### WHAT YOU SHOULD DO
Extract each line from the entries below that has the string "went" in it.

### DATA EXCERPTS
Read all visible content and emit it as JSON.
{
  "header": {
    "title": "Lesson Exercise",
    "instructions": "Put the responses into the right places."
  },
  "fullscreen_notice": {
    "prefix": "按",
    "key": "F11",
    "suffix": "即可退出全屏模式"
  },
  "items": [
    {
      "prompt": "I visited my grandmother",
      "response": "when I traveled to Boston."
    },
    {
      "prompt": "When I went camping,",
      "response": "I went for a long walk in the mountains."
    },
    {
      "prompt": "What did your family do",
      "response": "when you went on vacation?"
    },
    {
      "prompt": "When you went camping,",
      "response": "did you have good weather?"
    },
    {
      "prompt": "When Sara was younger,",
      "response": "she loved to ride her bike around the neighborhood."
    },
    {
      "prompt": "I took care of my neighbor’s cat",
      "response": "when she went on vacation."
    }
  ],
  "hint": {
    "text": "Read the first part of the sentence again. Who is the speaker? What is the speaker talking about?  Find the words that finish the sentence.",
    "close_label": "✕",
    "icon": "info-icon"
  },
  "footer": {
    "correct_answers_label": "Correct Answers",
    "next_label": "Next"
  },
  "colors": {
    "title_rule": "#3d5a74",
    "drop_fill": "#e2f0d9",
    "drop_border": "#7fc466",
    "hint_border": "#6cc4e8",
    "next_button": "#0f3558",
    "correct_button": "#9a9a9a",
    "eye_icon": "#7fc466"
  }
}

### SOLUTION FOR THIS PROBLEM
      "prompt": "When I went camping,",
      "response": "I went for a long walk in the mountains."
      "response": "when you went on vacation?"
      "prompt": "When you went camping,",
      "response": "when she went on vacation."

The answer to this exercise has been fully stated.